Employees like to know how they can develop and progress their careers. Having clear and achievable steps that will take them to the next level of their career helps engage employees in this process. This is not always possible due to company size or job level constraints, but that does not mean that it is impossible. Even creating junior, regular and senior positions within the same role is a great way to give employees a target and method of improving.
Similarly, the best employees are those who seek to improve themselves, as they will become true assets to your business. Invest in your staff – they will recognise this and respect you for it.
6. Salary Benchmarking
Salary is always going to have a role to play in employee satisfaction. Employees are generally better motivated and work harder if they know they are paid fairly for the job they do. Similarly, underpaying your employees is a guaranteed way of leading to disengagement and poor staff retention. To avoid this, invest in salary benchmarking services so you can compare your own pay structure to other businesses in your sector, highlighting pay discrepancies and enabling you to adjust your salaries accordingly.
7. Managerial Training
Often, depending on the size of your business, it’s difficult for senior management to remain aware of the problems on the ground. This is where line managers and intermediary managers become essential. Part of their value comes from being able to report on highlighted issues, but they can also have a direct impact on employee engagement. With an effective manager, staff are much more likely to enjoy their time at work, boosting their engagement. Therefore, training your middle managers in leadership is a brilliant engagement strategy that regularly sees results.
8. Company Mission and Impact
Employees need to feel like they are part of a good cause. If staff are unaware of the company mission or not aligned with its core beliefs, then they will feel like they are underachieving or not delivering good things through their work. Getting everyone onto the same page is a big part of improving employee engagement and takes more than just a simple company meeting. Consistently highlighting the shared goals and successes of the company must be done to keep all employees up to date.
9. Company Values and Exemplification
Company values define the culture of a business and in turn, the culture has a drastic impact on overall engagement. Ensuring that your company values match your desired culture is incredibly important. Building on this, senior managers and leaders throughout the company should be an example to follow for other staff. If employees see a senior manager breaking firm-wide commitments or undermining company values in the way they work, then they too will lose respect for the values, resulting in lower engagement.
We are offering a free consultation to anyone that needs help with their employee engagement strategy

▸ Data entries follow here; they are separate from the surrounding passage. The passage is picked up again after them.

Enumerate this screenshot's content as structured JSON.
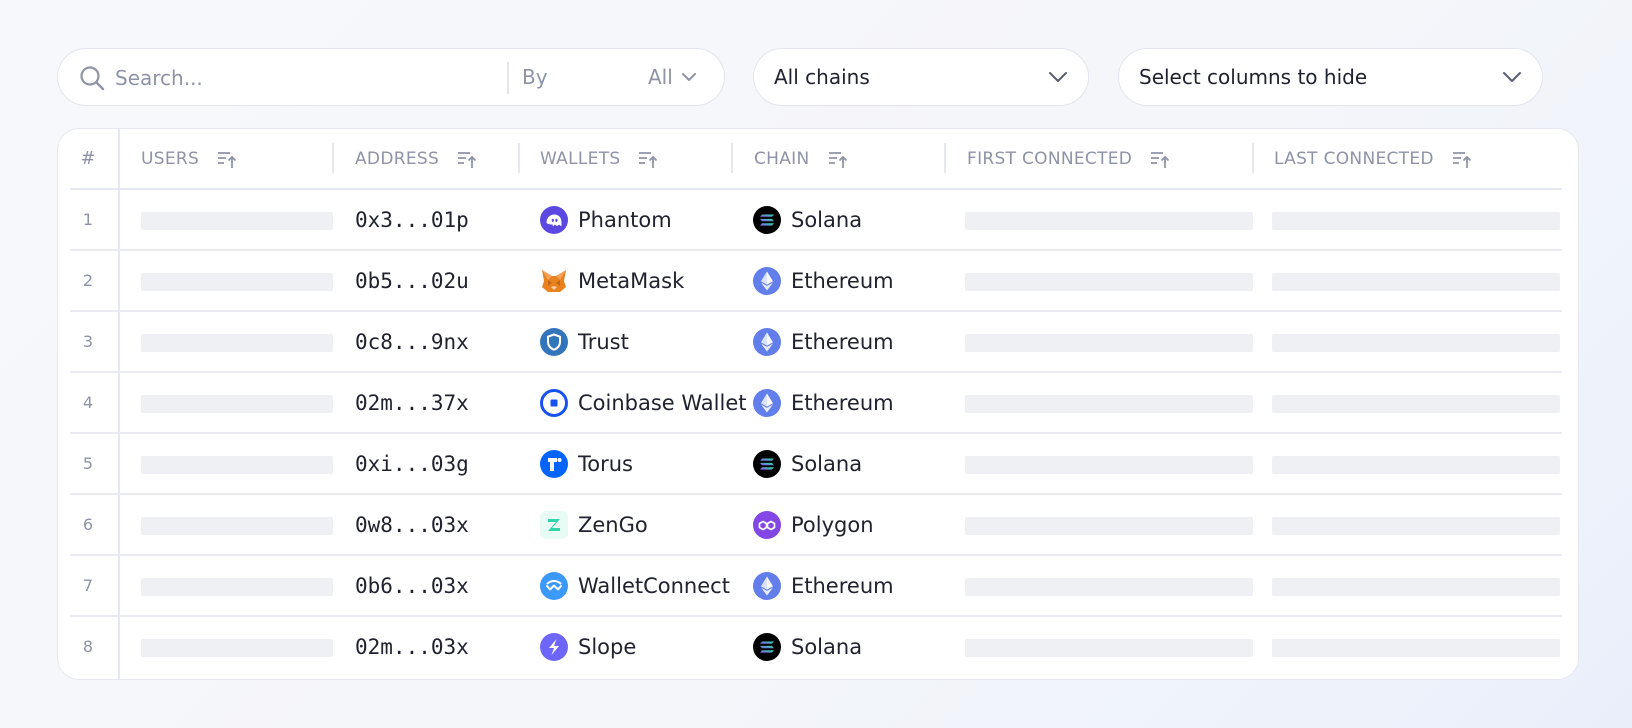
{
  "search": {
    "placeholder": "Search...",
    "by_label": "By",
    "by_value": "All"
  },
  "chain_filter": {
    "value": "All chains"
  },
  "columns_filter": {
    "value": "Select columns to hide"
  },
  "table": {
    "headers": {
      "num": "#",
      "users": "USERS",
      "address": "ADDRESS",
      "wallets": "WALLETS",
      "chain": "CHAIN",
      "first_connected": "FIRST CONNECTED",
      "last_connected": "LAST CONNECTED"
    },
    "rows": [
      {
        "num": "1",
        "address": "0x3...01p",
        "wallet": "Phantom",
        "wallet_icon": "phantom-icon",
        "chain": "Solana",
        "chain_icon": "solana-icon"
      },
      {
        "num": "2",
        "address": "0b5...02u",
        "wallet": "MetaMask",
        "wallet_icon": "metamask-icon",
        "chain": "Ethereum",
        "chain_icon": "ethereum-icon"
      },
      {
        "num": "3",
        "address": "0c8...9nx",
        "wallet": "Trust",
        "wallet_icon": "trust-icon",
        "chain": "Ethereum",
        "chain_icon": "ethereum-icon"
      },
      {
        "num": "4",
        "address": "02m...37x",
        "wallet": "Coinbase Wallet",
        "wallet_icon": "coinbase-icon",
        "chain": "Ethereum",
        "chain_icon": "ethereum-icon"
      },
      {
        "num": "5",
        "address": "0xi...03g",
        "wallet": "Torus",
        "wallet_icon": "torus-icon",
        "chain": "Solana",
        "chain_icon": "solana-icon"
      },
      {
        "num": "6",
        "address": "0w8...03x",
        "wallet": "ZenGo",
        "wallet_icon": "zengo-icon",
        "chain": "Polygon",
        "chain_icon": "polygon-icon"
      },
      {
        "num": "7",
        "address": "0b6...03x",
        "wallet": "WalletConnect",
        "wallet_icon": "walletconnect-icon",
        "chain": "Ethereum",
        "chain_icon": "ethereum-icon"
      },
      {
        "num": "8",
        "address": "02m...03x",
        "wallet": "Slope",
        "wallet_icon": "slope-icon",
        "chain": "Solana",
        "chain_icon": "solana-icon"
      }
    ]
  },
  "colors": {
    "text": "#20232f",
    "muted": "#8e93a6",
    "border": "#e6e8ef",
    "skeleton": "#eff0f4",
    "phantom": "#5b48e0",
    "metamask": "#e8821e",
    "trust": "#3375bb",
    "coinbase": "#1652f0",
    "torus": "#0364ff",
    "zengo": "#30d5a9",
    "walletconnect": "#3b99fc",
    "slope": "#6e66fa",
    "ethereum": "#627eea",
    "polygon": "#8247e5",
    "solana": "#000000"
  }
}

Utilising these tips and ideas, you should be able to craft an effective employee engagement approach. However, if you want a more experienced and professional look at your strategy, or simply seek more information, please don’t hesitate to get in touch.